Skip all pictures. Set down only the lines starting at the line containing "Give me the" and running to the end of the listing.
* * * * * * *
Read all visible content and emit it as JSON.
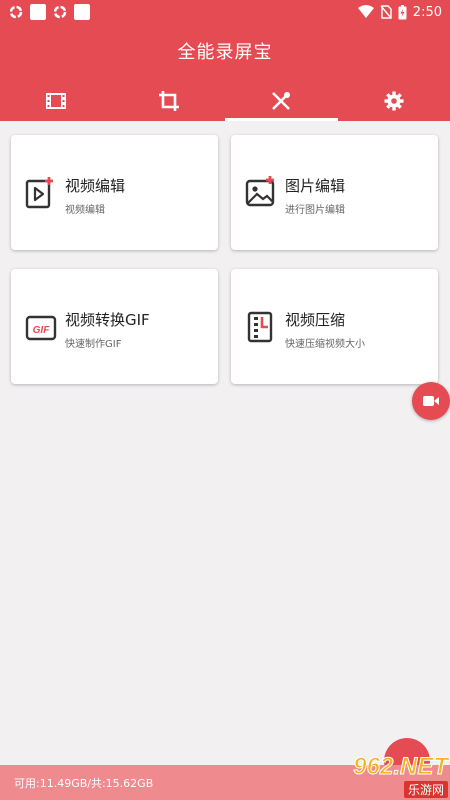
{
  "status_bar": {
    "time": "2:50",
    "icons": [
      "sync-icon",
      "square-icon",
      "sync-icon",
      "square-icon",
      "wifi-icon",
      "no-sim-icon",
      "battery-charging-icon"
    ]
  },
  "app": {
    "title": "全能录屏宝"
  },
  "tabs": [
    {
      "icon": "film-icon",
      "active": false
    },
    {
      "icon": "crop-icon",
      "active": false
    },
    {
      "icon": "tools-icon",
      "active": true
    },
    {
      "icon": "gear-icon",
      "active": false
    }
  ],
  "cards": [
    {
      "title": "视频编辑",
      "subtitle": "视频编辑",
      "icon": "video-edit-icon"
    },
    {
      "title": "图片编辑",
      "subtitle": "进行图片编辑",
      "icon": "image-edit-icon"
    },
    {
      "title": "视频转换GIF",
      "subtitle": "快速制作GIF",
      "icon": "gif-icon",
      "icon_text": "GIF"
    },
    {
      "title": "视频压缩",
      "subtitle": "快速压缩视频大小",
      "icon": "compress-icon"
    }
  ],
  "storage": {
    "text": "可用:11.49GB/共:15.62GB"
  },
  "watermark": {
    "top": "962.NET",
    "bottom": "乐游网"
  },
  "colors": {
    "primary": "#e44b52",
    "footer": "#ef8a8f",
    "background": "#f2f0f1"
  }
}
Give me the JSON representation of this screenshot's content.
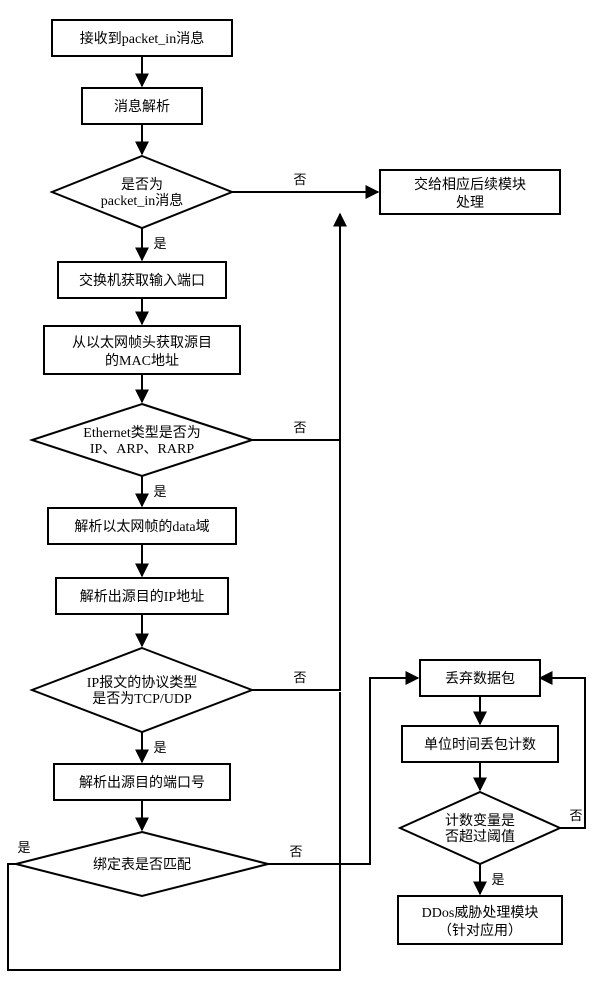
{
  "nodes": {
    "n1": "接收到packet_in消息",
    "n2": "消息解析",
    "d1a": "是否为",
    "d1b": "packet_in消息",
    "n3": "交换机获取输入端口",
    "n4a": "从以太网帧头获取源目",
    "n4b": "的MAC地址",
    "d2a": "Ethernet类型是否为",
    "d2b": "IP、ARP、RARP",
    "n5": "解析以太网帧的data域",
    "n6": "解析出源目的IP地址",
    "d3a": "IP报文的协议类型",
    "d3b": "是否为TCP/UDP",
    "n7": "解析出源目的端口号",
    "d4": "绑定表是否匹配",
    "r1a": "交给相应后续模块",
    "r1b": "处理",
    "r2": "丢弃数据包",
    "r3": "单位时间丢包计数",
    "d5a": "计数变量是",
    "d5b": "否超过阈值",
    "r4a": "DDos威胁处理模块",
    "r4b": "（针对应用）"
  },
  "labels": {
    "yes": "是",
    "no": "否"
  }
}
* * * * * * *
# Solved exercise:
Give me the JSON representation of this screenshot's content.
{
  "nodes": {
    "n1": "接收到packet_in消息",
    "n2": "消息解析",
    "d1a": "是否为",
    "d1b": "packet_in消息",
    "n3": "交换机获取输入端口",
    "n4a": "从以太网帧头获取源目",
    "n4b": "的MAC地址",
    "d2a": "Ethernet类型是否为",
    "d2b": "IP、ARP、RARP",
    "n5": "解析以太网帧的data域",
    "n6": "解析出源目的IP地址",
    "d3a": "IP报文的协议类型",
    "d3b": "是否为TCP/UDP",
    "n7": "解析出源目的端口号",
    "d4": "绑定表是否匹配",
    "r1a": "交给相应后续模块",
    "r1b": "处理",
    "r2": "丢弃数据包",
    "r3": "单位时间丢包计数",
    "d5a": "计数变量是",
    "d5b": "否超过阈值",
    "r4a": "DDos威胁处理模块",
    "r4b": "（针对应用）"
  },
  "labels": {
    "yes": "是",
    "no": "否"
  }
}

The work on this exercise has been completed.